◆ PROBLEM TO SOLVE
The records below should be set down in full, please, without any change.

Stored entries:
*** Begin section ***

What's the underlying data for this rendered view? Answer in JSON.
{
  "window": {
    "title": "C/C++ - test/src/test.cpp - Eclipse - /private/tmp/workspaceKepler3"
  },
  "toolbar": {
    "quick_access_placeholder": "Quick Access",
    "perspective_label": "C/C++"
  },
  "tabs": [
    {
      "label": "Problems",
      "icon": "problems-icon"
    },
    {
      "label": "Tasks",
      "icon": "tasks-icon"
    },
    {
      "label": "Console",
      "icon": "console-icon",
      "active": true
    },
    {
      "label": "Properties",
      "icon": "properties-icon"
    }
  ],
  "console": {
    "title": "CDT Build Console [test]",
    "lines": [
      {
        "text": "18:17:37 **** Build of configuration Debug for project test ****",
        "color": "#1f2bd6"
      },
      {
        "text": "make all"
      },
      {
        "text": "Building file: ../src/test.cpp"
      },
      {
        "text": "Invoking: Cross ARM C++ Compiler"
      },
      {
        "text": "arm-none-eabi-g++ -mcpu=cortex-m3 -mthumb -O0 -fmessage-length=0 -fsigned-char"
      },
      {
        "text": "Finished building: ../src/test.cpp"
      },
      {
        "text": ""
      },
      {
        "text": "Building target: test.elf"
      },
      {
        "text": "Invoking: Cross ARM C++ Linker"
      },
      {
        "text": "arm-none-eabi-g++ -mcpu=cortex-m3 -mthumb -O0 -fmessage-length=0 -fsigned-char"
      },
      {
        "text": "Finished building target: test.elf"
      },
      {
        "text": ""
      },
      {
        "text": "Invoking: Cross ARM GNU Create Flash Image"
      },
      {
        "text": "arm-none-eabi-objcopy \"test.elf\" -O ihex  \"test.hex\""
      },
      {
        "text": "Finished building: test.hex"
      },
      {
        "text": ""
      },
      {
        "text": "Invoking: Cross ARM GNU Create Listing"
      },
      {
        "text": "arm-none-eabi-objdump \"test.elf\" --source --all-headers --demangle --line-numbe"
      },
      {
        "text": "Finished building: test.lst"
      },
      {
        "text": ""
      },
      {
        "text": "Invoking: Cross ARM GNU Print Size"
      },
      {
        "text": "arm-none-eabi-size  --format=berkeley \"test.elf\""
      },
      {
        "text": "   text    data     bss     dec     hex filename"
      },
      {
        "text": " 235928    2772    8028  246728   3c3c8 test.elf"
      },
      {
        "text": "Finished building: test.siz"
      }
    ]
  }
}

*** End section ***

◆ RESULT OF THE TASK
What's the underlying data for this rendered view? Answer in JSON.
{
  "window": {
    "title": "C/C++ - test/src/test.cpp - Eclipse - /private/tmp/workspaceKepler3"
  },
  "toolbar": {
    "quick_access_placeholder": "Quick Access",
    "perspective_label": "C/C++"
  },
  "tabs": [
    {
      "label": "Problems",
      "icon": "problems-icon"
    },
    {
      "label": "Tasks",
      "icon": "tasks-icon"
    },
    {
      "label": "Console",
      "icon": "console-icon",
      "active": true
    },
    {
      "label": "Properties",
      "icon": "properties-icon"
    }
  ],
  "console": {
    "title": "CDT Build Console [test]",
    "lines": [
      {
        "text": "18:17:37 **** Build of configuration Debug for project test ****",
        "color": "#1f2bd6"
      },
      {
        "text": "make all"
      },
      {
        "text": "Building file: ../src/test.cpp"
      },
      {
        "text": "Invoking: Cross ARM C++ Compiler"
      },
      {
        "text": "arm-none-eabi-g++ -mcpu=cortex-m3 -mthumb -O0 -fmessage-length=0 -fsigned-char"
      },
      {
        "text": "Finished building: ../src/test.cpp"
      },
      {
        "text": ""
      },
      {
        "text": "Building target: test.elf"
      },
      {
        "text": "Invoking: Cross ARM C++ Linker"
      },
      {
        "text": "arm-none-eabi-g++ -mcpu=cortex-m3 -mthumb -O0 -fmessage-length=0 -fsigned-char"
      },
      {
        "text": "Finished building target: test.elf"
      },
      {
        "text": ""
      },
      {
        "text": "Invoking: Cross ARM GNU Create Flash Image"
      },
      {
        "text": "arm-none-eabi-objcopy \"test.elf\" -O ihex  \"test.hex\""
      },
      {
        "text": "Finished building: test.hex"
      },
      {
        "text": ""
      },
      {
        "text": "Invoking: Cross ARM GNU Create Listing"
      },
      {
        "text": "arm-none-eabi-objdump \"test.elf\" --source --all-headers --demangle --line-numbe"
      },
      {
        "text": "Finished building: test.lst"
      },
      {
        "text": ""
      },
      {
        "text": "Invoking: Cross ARM GNU Print Size"
      },
      {
        "text": "arm-none-eabi-size  --format=berkeley \"test.elf\""
      },
      {
        "text": "   text    data     bss     dec     hex filename"
      },
      {
        "text": " 235928    2772    8028  246728   3c3c8 test.elf"
      },
      {
        "text": "Finished building: test.siz"
      }
    ]
  }
}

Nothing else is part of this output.